top of page

MARCH 19TH, 2023


Written By: Summer Taufer

In 2022, it was noted by the World Economic Forum that women won't reach pay equality in even a hundred years.  Actually, it's 132 years.

Untitled design - 2023-04-04T175050.672.png

In North America, that number is reduced by a few years. Ok, maybe not quite a few years. It'll actually be another 59-62 years before we see the pay gap sufficiently disappear. Why the difference between us and the rest of the planet? A slight close in the gap was noted, thanks, in part, to our neighbors to the north and an increase of women owned businesses, advancement in education, and defined laws and rules to prohibit gender bias. Still, even with the timing slashed in half, it's hard to cheer on any "advancement" that holds more then half of the population back for even just a little bit much.

And what does this even mean for our daughters, their daughters, their daughters...and their daughters? The cost is much higher than you think.  

With increased demands of day-to-day life for women as mothers, wives, business owners, or employees, compounded with less pay, it limits women's abilities and opportunities to invest, strategize for retirement, save for emergencies, and plan for financial success for their futures.


Keep these things in mind as you read forward about the challenges women face related to their retirement:


Ladies, if it's proven that we live longer then men and we have less retirement money saved (probably because we make less then men), then we should definitely take advantage of the time and resources we have right now to prepare for our futures. The good news is that retirement planning is not for just for men. There's no existing gender gap related to retiring. Fortunately, women have the same accessibility and opportunity to planning as men do. And we should take advantage of those opportunities, especially when, one day, you will age out of the workforce.

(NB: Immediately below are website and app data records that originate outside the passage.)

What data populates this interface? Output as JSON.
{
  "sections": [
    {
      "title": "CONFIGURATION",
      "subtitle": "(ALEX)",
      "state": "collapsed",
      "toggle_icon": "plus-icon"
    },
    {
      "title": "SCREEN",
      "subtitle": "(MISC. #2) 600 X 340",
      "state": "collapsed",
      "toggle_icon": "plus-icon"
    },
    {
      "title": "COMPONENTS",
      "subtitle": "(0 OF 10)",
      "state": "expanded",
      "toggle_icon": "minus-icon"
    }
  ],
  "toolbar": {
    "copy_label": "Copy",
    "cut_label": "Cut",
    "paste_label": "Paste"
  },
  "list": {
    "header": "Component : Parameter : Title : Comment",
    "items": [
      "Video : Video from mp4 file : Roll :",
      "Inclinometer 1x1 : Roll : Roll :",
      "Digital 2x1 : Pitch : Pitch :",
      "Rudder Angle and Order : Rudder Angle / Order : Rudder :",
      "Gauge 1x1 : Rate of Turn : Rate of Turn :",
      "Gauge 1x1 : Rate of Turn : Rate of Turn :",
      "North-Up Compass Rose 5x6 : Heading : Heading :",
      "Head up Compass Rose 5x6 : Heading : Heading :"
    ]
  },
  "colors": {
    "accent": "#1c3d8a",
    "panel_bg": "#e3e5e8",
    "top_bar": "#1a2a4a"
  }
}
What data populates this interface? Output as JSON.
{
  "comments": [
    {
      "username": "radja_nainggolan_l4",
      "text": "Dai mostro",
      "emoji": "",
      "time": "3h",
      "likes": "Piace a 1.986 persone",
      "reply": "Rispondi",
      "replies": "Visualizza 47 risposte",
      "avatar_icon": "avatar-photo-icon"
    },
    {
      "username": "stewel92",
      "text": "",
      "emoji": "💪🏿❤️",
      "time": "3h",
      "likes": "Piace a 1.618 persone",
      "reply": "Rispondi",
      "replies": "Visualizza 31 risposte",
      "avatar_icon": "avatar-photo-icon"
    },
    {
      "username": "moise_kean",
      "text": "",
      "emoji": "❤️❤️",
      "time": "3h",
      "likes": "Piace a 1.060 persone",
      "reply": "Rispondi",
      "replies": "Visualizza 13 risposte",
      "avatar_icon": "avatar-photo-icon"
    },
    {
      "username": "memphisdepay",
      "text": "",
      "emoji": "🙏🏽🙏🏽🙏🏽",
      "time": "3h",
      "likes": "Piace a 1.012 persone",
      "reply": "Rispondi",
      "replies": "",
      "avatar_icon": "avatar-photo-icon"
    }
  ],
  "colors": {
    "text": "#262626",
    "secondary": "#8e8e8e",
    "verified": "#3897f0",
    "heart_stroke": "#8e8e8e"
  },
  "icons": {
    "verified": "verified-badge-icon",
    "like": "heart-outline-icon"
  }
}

The difference is the greater need to be extra prepared for the future because of the challenges women face when it comes to money.

  • ​Women have about 65% less then men have in their retirement accounts according to T. Rowe Price.

bottom of page